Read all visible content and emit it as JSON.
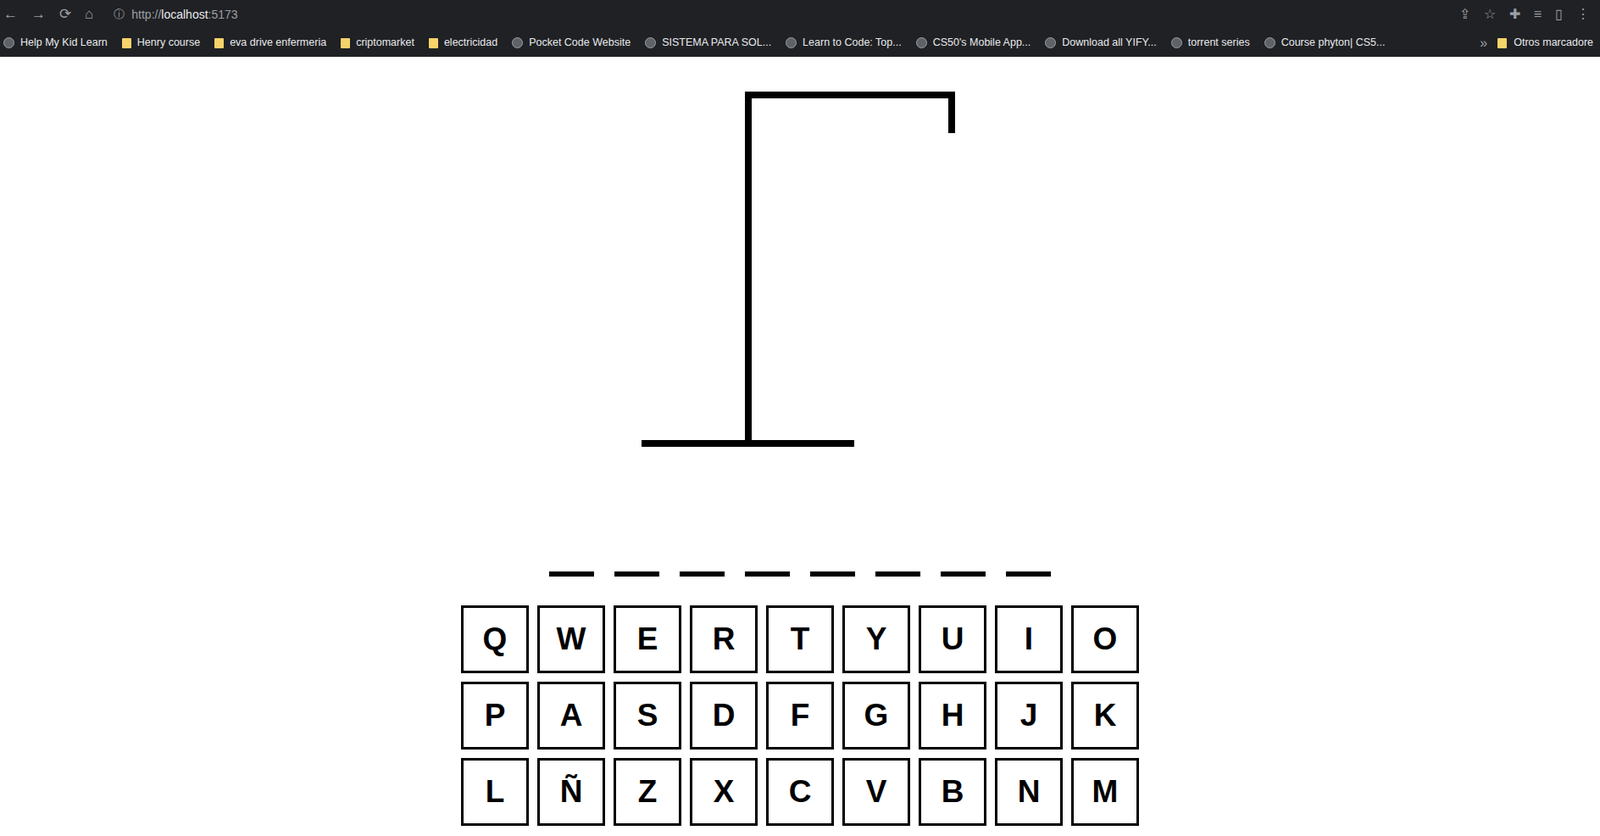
{
  "browser": {
    "nav": [
      "←",
      "→",
      "⟳",
      "⌂"
    ],
    "info_icon": "ⓘ",
    "url": {
      "scheme": "http://",
      "host": "localhost",
      "port": ":5173"
    },
    "right_icons": [
      "⇪",
      "☆",
      "✚",
      "≡",
      "▯",
      "⋮"
    ],
    "bookmarks": [
      {
        "label": "Help My Kid Learn",
        "kind": "site"
      },
      {
        "label": "Henry course",
        "kind": "folder"
      },
      {
        "label": "eva drive enfermeria",
        "kind": "folder"
      },
      {
        "label": "criptomarket",
        "kind": "folder"
      },
      {
        "label": "electricidad",
        "kind": "folder"
      },
      {
        "label": "Pocket Code Website",
        "kind": "site"
      },
      {
        "label": "SISTEMA PARA SOL...",
        "kind": "site"
      },
      {
        "label": "Learn to Code: Top...",
        "kind": "site"
      },
      {
        "label": "CS50's Mobile App...",
        "kind": "site"
      },
      {
        "label": "Download all YIFY...",
        "kind": "site"
      },
      {
        "label": "torrent series",
        "kind": "site"
      },
      {
        "label": "Course phyton| CS5...",
        "kind": "site"
      }
    ],
    "more": "»",
    "other_bookmarks": "Otros marcadore"
  },
  "game": {
    "wrong_guesses": 0,
    "blanks": [
      {
        "revealed": false
      },
      {
        "revealed": false
      },
      {
        "revealed": false
      },
      {
        "revealed": false
      },
      {
        "revealed": false
      },
      {
        "revealed": false
      },
      {
        "revealed": false
      },
      {
        "revealed": false
      }
    ],
    "keyboard": [
      [
        {
          "key": "Q",
          "disabled": false
        },
        {
          "key": "W",
          "disabled": false
        },
        {
          "key": "E",
          "disabled": false
        },
        {
          "key": "R",
          "disabled": false
        },
        {
          "key": "T",
          "disabled": false
        },
        {
          "key": "Y",
          "disabled": false
        },
        {
          "key": "U",
          "disabled": false
        },
        {
          "key": "I",
          "disabled": false
        },
        {
          "key": "O",
          "disabled": false
        }
      ],
      [
        {
          "key": "P",
          "disabled": false
        },
        {
          "key": "A",
          "disabled": false
        },
        {
          "key": "S",
          "disabled": false
        },
        {
          "key": "D",
          "disabled": false
        },
        {
          "key": "F",
          "disabled": false
        },
        {
          "key": "G",
          "disabled": false
        },
        {
          "key": "H",
          "disabled": false
        },
        {
          "key": "J",
          "disabled": false
        },
        {
          "key": "K",
          "disabled": false
        }
      ],
      [
        {
          "key": "L",
          "disabled": false
        },
        {
          "key": "Ñ",
          "disabled": false
        },
        {
          "key": "Z",
          "disabled": false
        },
        {
          "key": "X",
          "disabled": false
        },
        {
          "key": "C",
          "disabled": false
        },
        {
          "key": "V",
          "disabled": false
        },
        {
          "key": "B",
          "disabled": false
        },
        {
          "key": "N",
          "disabled": false
        },
        {
          "key": "M",
          "disabled": false
        }
      ]
    ]
  }
}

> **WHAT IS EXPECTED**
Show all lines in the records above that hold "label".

> **SOLUTION TO THE EXERCISE**
        "label": "Help My Kid Learn",
        "label": "Henry course",
        "label": "eva drive enfermeria",
        "label": "criptomarket",
        "label": "electricidad",
        "label": "Pocket Code Website",
        "label": "SISTEMA PARA SOL...",
        "label": "Learn to Code: Top...",
        "label": "CS50's Mobile App...",
        "label": "Download all YIFY...",
        "label": "torrent series",
        "label": "Course phyton| CS5...",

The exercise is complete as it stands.